Tally every line below where "data" appears, then report the total alone.

--

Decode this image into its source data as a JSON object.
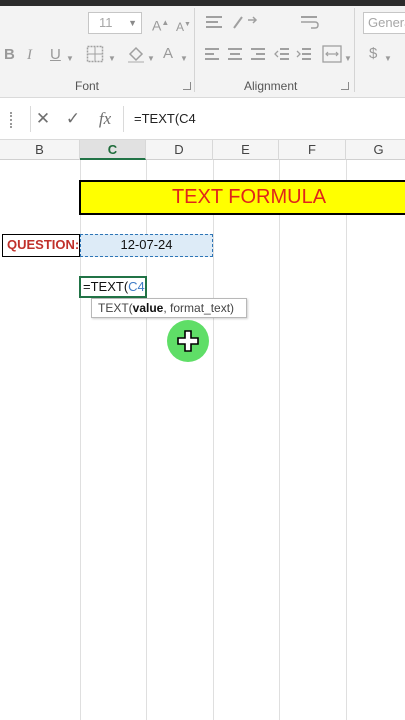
{
  "ribbon": {
    "font_size_value": "11",
    "number_format_value": "Genera",
    "font_group_label": "Font",
    "alignment_group_label": "Alignment",
    "bold_label": "B",
    "italic_label": "I",
    "underline_label": "U",
    "grow_font_label": "A",
    "shrink_font_label": "A",
    "font_color_label": "A",
    "currency_label": "$"
  },
  "formula_bar": {
    "fx_label": "fx",
    "content": "=TEXT(C4"
  },
  "columns": [
    "B",
    "C",
    "D",
    "E",
    "F",
    "G"
  ],
  "active_column": "C",
  "sheet": {
    "title": "TEXT FORMULA",
    "question_label": "QUESTION:",
    "date_value": "12-07-24",
    "edit_prefix": "=TEXT(",
    "edit_ref": "C4",
    "tooltip_func": "TEXT(",
    "tooltip_arg_bold": "value",
    "tooltip_rest": ", format_text)"
  },
  "colors": {
    "title_fill": "#ffff00",
    "title_text": "#e0251a",
    "question_text": "#c0302a",
    "selection_fill": "#ddebf7",
    "selection_border": "#2e75b6",
    "active_cell_border": "#217346",
    "cursor_highlight": "#3cd746"
  }
}
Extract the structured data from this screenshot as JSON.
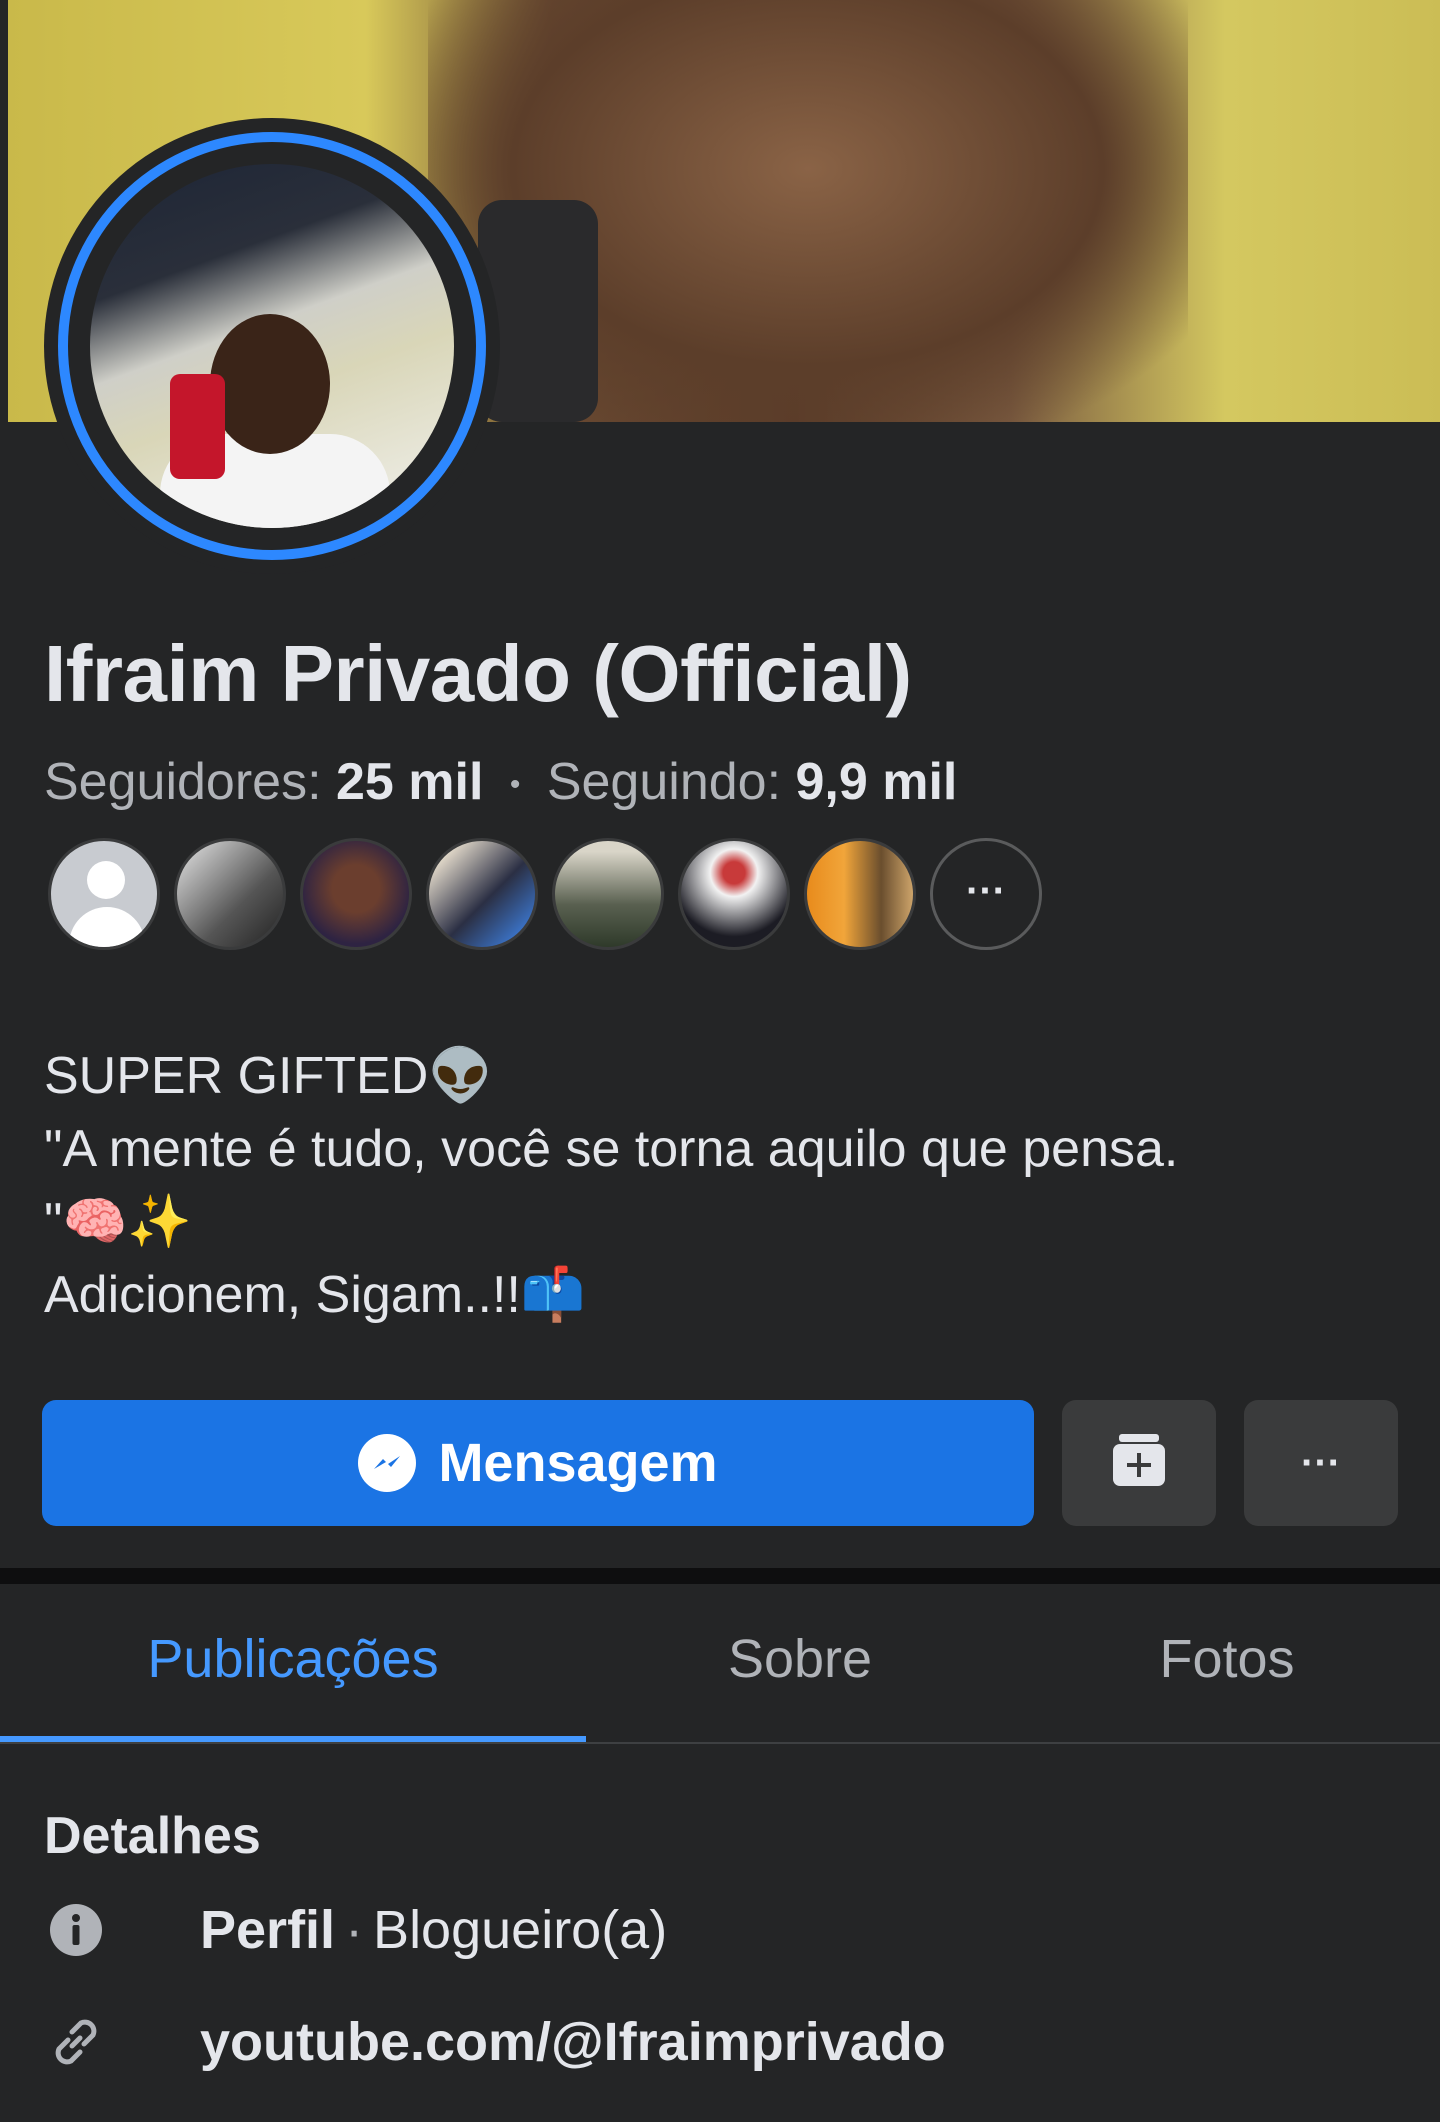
{
  "profile": {
    "name": "Ifraim Privado (Official)",
    "followers_label": "Seguidores:",
    "followers_count": "25 mil",
    "following_label": "Seguindo:",
    "following_count": "9,9 mil",
    "more_followers": "···"
  },
  "bio": {
    "line1": "SUPER GIFTED👽",
    "line2": "\"A mente é tudo, você se torna aquilo que pensa.",
    "line3": "\"🧠✨",
    "line4": "Adicionem, Sigam..!!📫"
  },
  "actions": {
    "message_label": "Mensagem",
    "more_label": "···"
  },
  "tabs": [
    {
      "label": "Publicações",
      "active": true
    },
    {
      "label": "Sobre",
      "active": false
    },
    {
      "label": "Fotos",
      "active": false
    }
  ],
  "details": {
    "title": "Detalhes",
    "profile_label": "Perfil",
    "profile_category": "Blogueiro(a)",
    "link": "youtube.com/@Ifraimprivado"
  },
  "icons": {
    "messenger": "messenger-icon",
    "save": "save-icon",
    "info": "info-icon",
    "link": "link-icon"
  },
  "colors": {
    "accent": "#1b74e4",
    "tab_active": "#4599ff",
    "background": "#242526"
  }
}
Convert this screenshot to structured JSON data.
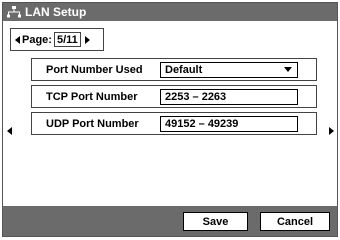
{
  "window": {
    "title": "LAN Setup",
    "icon": "network-icon"
  },
  "pager": {
    "label": "Page:",
    "value": "5/11"
  },
  "settings": [
    {
      "label": "Port Number Used",
      "value": "Default",
      "type": "select"
    },
    {
      "label": "TCP Port Number",
      "value": "2253 – 2263",
      "type": "text"
    },
    {
      "label": "UDP Port Number",
      "value": "49152 – 49239",
      "type": "text"
    }
  ],
  "footer": {
    "save_label": "Save",
    "cancel_label": "Cancel"
  }
}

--

[ANSWER TO THIS PROBLEM]:
3